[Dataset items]
______________________________
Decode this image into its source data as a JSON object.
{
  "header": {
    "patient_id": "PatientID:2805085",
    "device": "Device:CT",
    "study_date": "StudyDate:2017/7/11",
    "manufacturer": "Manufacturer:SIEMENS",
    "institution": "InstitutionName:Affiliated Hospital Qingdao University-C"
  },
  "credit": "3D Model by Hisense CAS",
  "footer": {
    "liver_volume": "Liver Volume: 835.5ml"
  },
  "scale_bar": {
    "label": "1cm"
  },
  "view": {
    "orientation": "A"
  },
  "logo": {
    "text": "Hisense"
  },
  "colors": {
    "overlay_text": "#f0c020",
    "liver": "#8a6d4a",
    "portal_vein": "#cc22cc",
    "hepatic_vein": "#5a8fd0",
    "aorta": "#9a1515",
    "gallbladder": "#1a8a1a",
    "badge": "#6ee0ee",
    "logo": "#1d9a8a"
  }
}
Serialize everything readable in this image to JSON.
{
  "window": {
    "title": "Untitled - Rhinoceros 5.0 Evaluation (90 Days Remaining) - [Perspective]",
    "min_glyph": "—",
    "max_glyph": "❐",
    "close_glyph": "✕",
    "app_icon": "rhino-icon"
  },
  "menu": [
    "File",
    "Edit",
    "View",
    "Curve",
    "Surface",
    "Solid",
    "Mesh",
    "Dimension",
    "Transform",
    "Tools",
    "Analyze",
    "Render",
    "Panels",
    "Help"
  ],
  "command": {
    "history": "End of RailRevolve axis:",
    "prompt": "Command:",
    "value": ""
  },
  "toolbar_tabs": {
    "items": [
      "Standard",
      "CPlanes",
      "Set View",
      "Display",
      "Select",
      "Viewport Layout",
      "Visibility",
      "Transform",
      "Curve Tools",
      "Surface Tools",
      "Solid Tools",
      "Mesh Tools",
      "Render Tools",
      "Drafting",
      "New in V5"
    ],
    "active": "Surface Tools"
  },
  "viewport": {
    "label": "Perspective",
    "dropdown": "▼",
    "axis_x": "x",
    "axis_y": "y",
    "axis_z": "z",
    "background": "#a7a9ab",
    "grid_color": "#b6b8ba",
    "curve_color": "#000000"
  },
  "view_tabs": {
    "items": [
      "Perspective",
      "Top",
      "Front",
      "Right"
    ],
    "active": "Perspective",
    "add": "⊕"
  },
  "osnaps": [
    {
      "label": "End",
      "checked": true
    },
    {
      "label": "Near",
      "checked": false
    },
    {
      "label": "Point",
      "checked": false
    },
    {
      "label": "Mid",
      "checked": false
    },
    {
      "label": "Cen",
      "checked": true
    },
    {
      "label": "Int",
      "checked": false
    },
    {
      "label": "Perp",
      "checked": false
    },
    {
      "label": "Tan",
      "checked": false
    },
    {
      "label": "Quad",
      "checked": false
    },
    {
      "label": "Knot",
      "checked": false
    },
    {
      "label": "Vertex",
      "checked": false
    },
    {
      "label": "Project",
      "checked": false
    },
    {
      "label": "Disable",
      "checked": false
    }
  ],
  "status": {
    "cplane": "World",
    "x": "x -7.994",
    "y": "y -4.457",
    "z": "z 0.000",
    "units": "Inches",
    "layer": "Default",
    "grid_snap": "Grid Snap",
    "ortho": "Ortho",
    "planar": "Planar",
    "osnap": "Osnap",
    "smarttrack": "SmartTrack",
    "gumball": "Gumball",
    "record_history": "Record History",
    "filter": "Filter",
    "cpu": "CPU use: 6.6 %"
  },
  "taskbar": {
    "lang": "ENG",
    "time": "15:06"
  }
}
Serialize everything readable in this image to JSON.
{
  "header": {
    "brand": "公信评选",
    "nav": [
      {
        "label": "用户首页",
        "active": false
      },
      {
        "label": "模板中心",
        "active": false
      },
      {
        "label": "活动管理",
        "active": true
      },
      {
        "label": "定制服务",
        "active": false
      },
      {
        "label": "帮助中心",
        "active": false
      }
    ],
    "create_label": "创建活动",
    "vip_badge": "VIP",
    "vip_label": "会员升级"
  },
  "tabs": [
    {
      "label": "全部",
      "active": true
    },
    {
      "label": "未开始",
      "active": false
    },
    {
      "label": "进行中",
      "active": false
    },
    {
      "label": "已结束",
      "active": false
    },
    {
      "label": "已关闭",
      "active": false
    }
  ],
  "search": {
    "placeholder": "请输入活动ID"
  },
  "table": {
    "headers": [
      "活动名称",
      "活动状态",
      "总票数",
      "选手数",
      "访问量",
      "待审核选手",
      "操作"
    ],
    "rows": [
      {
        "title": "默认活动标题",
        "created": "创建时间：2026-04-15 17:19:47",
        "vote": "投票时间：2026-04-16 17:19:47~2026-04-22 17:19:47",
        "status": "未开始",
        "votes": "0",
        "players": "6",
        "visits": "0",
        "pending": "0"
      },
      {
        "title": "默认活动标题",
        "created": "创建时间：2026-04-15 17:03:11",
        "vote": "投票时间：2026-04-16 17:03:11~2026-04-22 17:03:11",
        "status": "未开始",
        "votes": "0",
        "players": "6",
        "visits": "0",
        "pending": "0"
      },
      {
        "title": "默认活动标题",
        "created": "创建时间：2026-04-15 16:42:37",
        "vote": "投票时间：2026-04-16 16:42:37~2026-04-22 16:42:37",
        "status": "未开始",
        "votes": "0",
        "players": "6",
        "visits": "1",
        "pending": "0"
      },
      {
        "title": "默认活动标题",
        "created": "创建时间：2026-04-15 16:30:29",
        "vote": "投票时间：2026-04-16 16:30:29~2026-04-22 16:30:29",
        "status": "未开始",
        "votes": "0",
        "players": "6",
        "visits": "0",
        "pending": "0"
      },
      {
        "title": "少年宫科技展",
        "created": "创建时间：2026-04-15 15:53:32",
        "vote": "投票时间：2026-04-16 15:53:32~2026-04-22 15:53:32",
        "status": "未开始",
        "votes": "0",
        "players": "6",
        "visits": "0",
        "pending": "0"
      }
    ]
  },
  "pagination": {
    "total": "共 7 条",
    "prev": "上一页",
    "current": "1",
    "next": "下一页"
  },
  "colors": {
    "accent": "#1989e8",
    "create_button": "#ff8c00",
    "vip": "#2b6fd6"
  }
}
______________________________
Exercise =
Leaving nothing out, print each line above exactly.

Result for this exercise =
Decode this image into its source data as a JSON object.
{
  "header": {
    "patient_id": "PatientID:2805085",
    "device": "Device:CT",
    "study_date": "StudyDate:2017/7/11",
    "manufacturer": "Manufacturer:SIEMENS",
    "institution": "InstitutionName:Affiliated Hospital Qingdao University-C"
  },
  "credit": "3D Model by Hisense CAS",
  "footer": {
    "liver_volume": "Liver Volume: 835.5ml"
  },
  "scale_bar": {
    "label": "1cm"
  },
  "view": {
    "orientation": "A"
  },
  "logo": {
    "text": "Hisense"
  },
  "colors": {
    "overlay_text": "#f0c020",
    "liver": "#8a6d4a",
    "portal_vein": "#cc22cc",
    "hepatic_vein": "#5a8fd0",
    "aorta": "#9a1515",
    "gallbladder": "#1a8a1a",
    "badge": "#6ee0ee",
    "logo": "#1d9a8a"
  }
}
Serialize everything readable in this image to JSON.
{
  "window": {
    "title": "Untitled - Rhinoceros 5.0 Evaluation (90 Days Remaining) - [Perspective]",
    "min_glyph": "—",
    "max_glyph": "❐",
    "close_glyph": "✕",
    "app_icon": "rhino-icon"
  },
  "menu": [
    "File",
    "Edit",
    "View",
    "Curve",
    "Surface",
    "Solid",
    "Mesh",
    "Dimension",
    "Transform",
    "Tools",
    "Analyze",
    "Render",
    "Panels",
    "Help"
  ],
  "command": {
    "history": "End of RailRevolve axis:",
    "prompt": "Command:",
    "value": ""
  },
  "toolbar_tabs": {
    "items": [
      "Standard",
      "CPlanes",
      "Set View",
      "Display",
      "Select",
      "Viewport Layout",
      "Visibility",
      "Transform",
      "Curve Tools",
      "Surface Tools",
      "Solid Tools",
      "Mesh Tools",
      "Render Tools",
      "Drafting",
      "New in V5"
    ],
    "active": "Surface Tools"
  },
  "viewport": {
    "label": "Perspective",
    "dropdown": "▼",
    "axis_x": "x",
    "axis_y": "y",
    "axis_z": "z",
    "background": "#a7a9ab",
    "grid_color": "#b6b8ba",
    "curve_color": "#000000"
  },
  "view_tabs": {
    "items": [
      "Perspective",
      "Top",
      "Front",
      "Right"
    ],
    "active": "Perspective",
    "add": "⊕"
  },
  "osnaps": [
    {
      "label": "End",
      "checked": true
    },
    {
      "label": "Near",
      "checked": false
    },
    {
      "label": "Point",
      "checked": false
    },
    {
      "label": "Mid",
      "checked": false
    },
    {
      "label": "Cen",
      "checked": true
    },
    {
      "label": "Int",
      "checked": false
    },
    {
      "label": "Perp",
      "checked": false
    },
    {
      "label": "Tan",
      "checked": false
    },
    {
      "label": "Quad",
      "checked": false
    },
    {
      "label": "Knot",
      "checked": false
    },
    {
      "label": "Vertex",
      "checked": false
    },
    {
      "label": "Project",
      "checked": false
    },
    {
      "label": "Disable",
      "checked": false
    }
  ],
  "status": {
    "cplane": "World",
    "x": "x -7.994",
    "y": "y -4.457",
    "z": "z 0.000",
    "units": "Inches",
    "layer": "Default",
    "grid_snap": "Grid Snap",
    "ortho": "Ortho",
    "planar": "Planar",
    "osnap": "Osnap",
    "smarttrack": "SmartTrack",
    "gumball": "Gumball",
    "record_history": "Record History",
    "filter": "Filter",
    "cpu": "CPU use: 6.6 %"
  },
  "taskbar": {
    "lang": "ENG",
    "time": "15:06"
  }
}
Serialize everything readable in this image to JSON.
{
  "header": {
    "brand": "公信评选",
    "nav": [
      {
        "label": "用户首页",
        "active": false
      },
      {
        "label": "模板中心",
        "active": false
      },
      {
        "label": "活动管理",
        "active": true
      },
      {
        "label": "定制服务",
        "active": false
      },
      {
        "label": "帮助中心",
        "active": false
      }
    ],
    "create_label": "创建活动",
    "vip_badge": "VIP",
    "vip_label": "会员升级"
  },
  "tabs": [
    {
      "label": "全部",
      "active": true
    },
    {
      "label": "未开始",
      "active": false
    },
    {
      "label": "进行中",
      "active": false
    },
    {
      "label": "已结束",
      "active": false
    },
    {
      "label": "已关闭",
      "active": false
    }
  ],
  "search": {
    "placeholder": "请输入活动ID"
  },
  "table": {
    "headers": [
      "活动名称",
      "活动状态",
      "总票数",
      "选手数",
      "访问量",
      "待审核选手",
      "操作"
    ],
    "rows": [
      {
        "title": "默认活动标题",
        "created": "创建时间：2026-04-15 17:19:47",
        "vote": "投票时间：2026-04-16 17:19:47~2026-04-22 17:19:47",
        "status": "未开始",
        "votes": "0",
        "players": "6",
        "visits": "0",
        "pending": "0"
      },
      {
        "title": "默认活动标题",
        "created": "创建时间：2026-04-15 17:03:11",
        "vote": "投票时间：2026-04-16 17:03:11~2026-04-22 17:03:11",
        "status": "未开始",
        "votes": "0",
        "players": "6",
        "visits": "0",
        "pending": "0"
      },
      {
        "title": "默认活动标题",
        "created": "创建时间：2026-04-15 16:42:37",
        "vote": "投票时间：2026-04-16 16:42:37~2026-04-22 16:42:37",
        "status": "未开始",
        "votes": "0",
        "players": "6",
        "visits": "1",
        "pending": "0"
      },
      {
        "title": "默认活动标题",
        "created": "创建时间：2026-04-15 16:30:29",
        "vote": "投票时间：2026-04-16 16:30:29~2026-04-22 16:30:29",
        "status": "未开始",
        "votes": "0",
        "players": "6",
        "visits": "0",
        "pending": "0"
      },
      {
        "title": "少年宫科技展",
        "created": "创建时间：2026-04-15 15:53:32",
        "vote": "投票时间：2026-04-16 15:53:32~2026-04-22 15:53:32",
        "status": "未开始",
        "votes": "0",
        "players": "6",
        "visits": "0",
        "pending": "0"
      }
    ]
  },
  "pagination": {
    "total": "共 7 条",
    "prev": "上一页",
    "current": "1",
    "next": "下一页"
  },
  "colors": {
    "accent": "#1989e8",
    "create_button": "#ff8c00",
    "vip": "#2b6fd6"
  }
}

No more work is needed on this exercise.